Do you recall learning about classical conditioning and about Pavlov’s dogs in your psych101 course? You may be asking yourself, “What does classical conditioning or dogs salivating when they hear a bell ring have anything to do with me as a physio?”
Really smart pain researchers are now investigating whether classical conditioning has a role to play in pain thresholds. Here is a perhaps oversimplified explanation of how they do these experiments.
Step 1: A healthy volunteer receives either a painful or a non-painful electrocutaneous stimulus to a part of their body (e.g., low back), and they are asked to rate their pain.
Step 2: They then receive non-painful vibrotactile stimulus that is repeatedly paired with either the painful or the non-painful stimulus.
Step 3: At random, painful or non-painful electrocutaneous stimuli are simultaneously delivered together with the non-painful vibrotactile stimulus.
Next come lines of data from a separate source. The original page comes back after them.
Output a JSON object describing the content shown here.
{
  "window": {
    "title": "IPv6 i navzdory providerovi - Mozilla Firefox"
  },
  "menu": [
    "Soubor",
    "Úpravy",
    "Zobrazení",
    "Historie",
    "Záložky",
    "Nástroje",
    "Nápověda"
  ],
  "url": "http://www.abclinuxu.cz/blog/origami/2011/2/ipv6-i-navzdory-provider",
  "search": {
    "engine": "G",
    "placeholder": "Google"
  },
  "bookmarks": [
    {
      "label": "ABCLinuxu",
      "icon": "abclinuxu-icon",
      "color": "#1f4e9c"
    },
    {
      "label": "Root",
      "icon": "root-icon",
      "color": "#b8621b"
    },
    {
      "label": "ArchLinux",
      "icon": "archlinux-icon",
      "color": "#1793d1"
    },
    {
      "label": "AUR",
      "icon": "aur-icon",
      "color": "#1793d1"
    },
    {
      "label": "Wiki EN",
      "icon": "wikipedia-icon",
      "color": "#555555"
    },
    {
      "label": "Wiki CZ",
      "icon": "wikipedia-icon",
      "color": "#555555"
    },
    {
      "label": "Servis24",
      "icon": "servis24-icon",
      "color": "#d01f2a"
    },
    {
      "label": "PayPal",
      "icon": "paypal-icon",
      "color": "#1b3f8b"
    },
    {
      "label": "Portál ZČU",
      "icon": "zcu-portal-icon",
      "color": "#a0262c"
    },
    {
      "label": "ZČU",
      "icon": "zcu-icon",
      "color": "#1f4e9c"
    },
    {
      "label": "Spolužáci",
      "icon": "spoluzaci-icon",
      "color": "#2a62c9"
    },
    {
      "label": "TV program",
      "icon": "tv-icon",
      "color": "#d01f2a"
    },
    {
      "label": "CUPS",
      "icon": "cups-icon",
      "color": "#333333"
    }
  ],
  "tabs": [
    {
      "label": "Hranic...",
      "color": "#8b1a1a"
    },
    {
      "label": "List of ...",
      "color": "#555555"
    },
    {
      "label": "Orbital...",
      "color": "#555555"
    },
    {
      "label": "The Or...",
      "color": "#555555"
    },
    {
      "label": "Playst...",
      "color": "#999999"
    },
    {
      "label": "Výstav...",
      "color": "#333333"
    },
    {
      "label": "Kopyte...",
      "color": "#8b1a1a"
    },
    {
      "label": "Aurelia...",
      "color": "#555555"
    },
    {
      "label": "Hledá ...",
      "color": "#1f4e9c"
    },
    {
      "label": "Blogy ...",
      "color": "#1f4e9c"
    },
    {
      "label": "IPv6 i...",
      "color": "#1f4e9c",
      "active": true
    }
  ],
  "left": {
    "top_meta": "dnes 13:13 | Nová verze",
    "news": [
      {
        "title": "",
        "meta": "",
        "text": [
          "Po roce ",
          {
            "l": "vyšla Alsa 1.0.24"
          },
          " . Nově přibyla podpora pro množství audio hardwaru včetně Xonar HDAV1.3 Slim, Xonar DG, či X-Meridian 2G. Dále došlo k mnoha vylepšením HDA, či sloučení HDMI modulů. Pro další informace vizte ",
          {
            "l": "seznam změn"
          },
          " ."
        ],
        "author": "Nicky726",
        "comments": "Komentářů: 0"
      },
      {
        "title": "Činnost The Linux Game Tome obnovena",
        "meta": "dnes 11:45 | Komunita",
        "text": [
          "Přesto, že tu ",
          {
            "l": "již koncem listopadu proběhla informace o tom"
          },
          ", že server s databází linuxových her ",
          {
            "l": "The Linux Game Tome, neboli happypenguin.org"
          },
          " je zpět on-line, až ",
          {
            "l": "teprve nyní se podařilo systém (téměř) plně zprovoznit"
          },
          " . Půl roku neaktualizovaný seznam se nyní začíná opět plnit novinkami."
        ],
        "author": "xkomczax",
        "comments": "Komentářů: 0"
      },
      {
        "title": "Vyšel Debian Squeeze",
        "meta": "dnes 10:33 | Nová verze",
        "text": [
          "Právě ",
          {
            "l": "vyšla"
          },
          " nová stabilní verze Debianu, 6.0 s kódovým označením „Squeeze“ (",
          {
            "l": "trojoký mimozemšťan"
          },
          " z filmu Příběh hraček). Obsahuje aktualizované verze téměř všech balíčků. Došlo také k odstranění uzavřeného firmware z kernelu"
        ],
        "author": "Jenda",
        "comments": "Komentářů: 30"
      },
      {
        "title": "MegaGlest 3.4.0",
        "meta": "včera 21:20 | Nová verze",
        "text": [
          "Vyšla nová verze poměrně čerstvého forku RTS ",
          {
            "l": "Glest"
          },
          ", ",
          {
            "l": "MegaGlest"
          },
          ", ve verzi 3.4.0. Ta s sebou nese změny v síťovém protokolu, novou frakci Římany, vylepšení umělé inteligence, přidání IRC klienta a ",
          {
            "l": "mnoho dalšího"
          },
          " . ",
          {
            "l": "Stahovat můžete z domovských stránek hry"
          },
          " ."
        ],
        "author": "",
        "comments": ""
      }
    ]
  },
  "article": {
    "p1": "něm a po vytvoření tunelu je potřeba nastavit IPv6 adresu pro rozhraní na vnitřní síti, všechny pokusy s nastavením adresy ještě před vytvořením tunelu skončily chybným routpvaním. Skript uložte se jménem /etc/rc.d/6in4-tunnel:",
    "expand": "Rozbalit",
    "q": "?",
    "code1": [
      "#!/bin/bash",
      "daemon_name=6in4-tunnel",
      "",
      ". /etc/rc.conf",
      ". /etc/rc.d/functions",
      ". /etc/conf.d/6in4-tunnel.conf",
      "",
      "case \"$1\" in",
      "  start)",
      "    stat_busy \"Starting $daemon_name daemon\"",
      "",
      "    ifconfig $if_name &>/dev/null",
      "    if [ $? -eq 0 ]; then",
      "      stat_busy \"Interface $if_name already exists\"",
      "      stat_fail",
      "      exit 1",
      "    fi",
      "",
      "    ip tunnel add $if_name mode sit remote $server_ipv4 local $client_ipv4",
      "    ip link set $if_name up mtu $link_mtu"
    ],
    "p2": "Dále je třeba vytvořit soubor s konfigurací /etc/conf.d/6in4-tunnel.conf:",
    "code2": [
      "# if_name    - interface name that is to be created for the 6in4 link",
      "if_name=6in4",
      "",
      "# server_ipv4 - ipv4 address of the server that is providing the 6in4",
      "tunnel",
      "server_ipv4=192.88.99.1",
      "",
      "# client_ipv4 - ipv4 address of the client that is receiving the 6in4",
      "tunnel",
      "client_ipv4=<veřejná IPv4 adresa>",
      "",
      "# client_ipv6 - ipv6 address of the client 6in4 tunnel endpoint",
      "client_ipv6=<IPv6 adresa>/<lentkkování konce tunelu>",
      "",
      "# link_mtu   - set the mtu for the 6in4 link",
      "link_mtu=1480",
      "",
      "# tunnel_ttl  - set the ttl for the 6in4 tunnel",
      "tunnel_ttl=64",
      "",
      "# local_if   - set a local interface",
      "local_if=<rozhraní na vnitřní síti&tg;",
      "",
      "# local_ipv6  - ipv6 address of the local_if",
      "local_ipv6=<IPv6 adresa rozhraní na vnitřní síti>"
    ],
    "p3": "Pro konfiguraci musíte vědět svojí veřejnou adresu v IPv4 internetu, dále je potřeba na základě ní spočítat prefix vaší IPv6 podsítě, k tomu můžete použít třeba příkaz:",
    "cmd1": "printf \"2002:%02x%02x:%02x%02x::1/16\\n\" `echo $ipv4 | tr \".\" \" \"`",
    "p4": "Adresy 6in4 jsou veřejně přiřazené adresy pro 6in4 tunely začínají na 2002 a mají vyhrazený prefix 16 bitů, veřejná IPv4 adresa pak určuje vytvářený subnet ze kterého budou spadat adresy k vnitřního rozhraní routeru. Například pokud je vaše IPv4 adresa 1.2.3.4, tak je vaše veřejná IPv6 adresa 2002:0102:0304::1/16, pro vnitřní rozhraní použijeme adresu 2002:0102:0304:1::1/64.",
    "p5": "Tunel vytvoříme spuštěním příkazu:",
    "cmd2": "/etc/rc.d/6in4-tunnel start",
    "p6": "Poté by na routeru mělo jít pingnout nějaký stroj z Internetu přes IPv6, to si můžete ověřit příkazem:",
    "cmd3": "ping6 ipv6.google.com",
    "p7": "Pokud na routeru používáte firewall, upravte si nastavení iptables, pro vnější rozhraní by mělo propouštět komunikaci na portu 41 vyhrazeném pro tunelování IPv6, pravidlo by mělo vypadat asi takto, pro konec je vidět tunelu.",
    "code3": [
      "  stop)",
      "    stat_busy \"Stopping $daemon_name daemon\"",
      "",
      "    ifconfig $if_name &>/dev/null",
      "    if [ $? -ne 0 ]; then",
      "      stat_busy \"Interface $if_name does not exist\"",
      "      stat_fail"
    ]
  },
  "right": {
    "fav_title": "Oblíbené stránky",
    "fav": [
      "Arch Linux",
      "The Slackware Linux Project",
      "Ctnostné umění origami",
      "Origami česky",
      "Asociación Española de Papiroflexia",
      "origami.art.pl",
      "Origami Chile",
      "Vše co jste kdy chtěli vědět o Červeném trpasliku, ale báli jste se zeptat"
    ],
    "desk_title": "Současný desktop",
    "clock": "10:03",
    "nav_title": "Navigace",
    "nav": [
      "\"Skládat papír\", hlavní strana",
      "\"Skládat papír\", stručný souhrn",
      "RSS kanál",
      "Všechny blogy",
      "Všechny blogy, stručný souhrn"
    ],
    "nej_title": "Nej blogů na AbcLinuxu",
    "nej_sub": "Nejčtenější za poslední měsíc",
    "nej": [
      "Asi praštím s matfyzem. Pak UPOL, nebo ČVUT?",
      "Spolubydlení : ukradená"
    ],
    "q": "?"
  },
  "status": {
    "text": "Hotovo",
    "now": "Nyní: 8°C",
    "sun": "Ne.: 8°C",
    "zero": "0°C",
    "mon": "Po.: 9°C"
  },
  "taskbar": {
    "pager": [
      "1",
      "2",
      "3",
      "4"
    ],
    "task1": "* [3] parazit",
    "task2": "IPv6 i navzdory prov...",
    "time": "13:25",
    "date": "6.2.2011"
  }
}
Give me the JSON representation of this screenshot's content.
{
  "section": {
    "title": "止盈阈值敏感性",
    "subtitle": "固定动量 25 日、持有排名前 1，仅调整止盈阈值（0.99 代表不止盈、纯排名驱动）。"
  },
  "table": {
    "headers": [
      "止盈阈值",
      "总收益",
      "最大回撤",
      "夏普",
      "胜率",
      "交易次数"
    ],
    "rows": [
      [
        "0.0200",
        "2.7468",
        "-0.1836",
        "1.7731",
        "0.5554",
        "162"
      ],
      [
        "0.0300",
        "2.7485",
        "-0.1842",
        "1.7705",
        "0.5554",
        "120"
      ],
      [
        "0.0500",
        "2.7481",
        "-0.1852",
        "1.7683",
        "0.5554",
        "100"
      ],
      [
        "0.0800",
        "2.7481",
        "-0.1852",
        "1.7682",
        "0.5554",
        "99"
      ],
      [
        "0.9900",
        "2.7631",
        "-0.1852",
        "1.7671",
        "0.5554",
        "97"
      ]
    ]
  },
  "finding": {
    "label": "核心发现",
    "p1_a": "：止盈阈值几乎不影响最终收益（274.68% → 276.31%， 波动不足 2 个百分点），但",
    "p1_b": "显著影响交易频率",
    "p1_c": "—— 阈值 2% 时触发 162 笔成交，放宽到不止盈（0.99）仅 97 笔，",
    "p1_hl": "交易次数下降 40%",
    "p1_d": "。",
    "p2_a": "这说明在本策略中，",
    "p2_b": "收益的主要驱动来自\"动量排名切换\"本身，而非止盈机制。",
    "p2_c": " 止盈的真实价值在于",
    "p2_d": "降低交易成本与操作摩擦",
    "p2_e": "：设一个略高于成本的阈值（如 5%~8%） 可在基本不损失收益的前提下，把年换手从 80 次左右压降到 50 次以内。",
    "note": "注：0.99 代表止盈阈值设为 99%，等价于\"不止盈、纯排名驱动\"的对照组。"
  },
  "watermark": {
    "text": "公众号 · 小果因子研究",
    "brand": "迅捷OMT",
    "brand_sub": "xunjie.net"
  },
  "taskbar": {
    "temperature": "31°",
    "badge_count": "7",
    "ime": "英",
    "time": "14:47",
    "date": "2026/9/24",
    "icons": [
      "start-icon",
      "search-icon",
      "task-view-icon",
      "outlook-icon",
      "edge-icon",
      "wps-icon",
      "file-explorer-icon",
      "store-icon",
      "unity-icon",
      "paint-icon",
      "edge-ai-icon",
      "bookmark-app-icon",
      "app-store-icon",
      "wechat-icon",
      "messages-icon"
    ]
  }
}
Basic Result: Stimuli were more likely to be rated as painful when they were paired with the conditioned stimuli; which means that the judgement of an event being painful or non-painful can be influenced by classical conditioning. Could that be one explanation for the maintenance of persistent pain?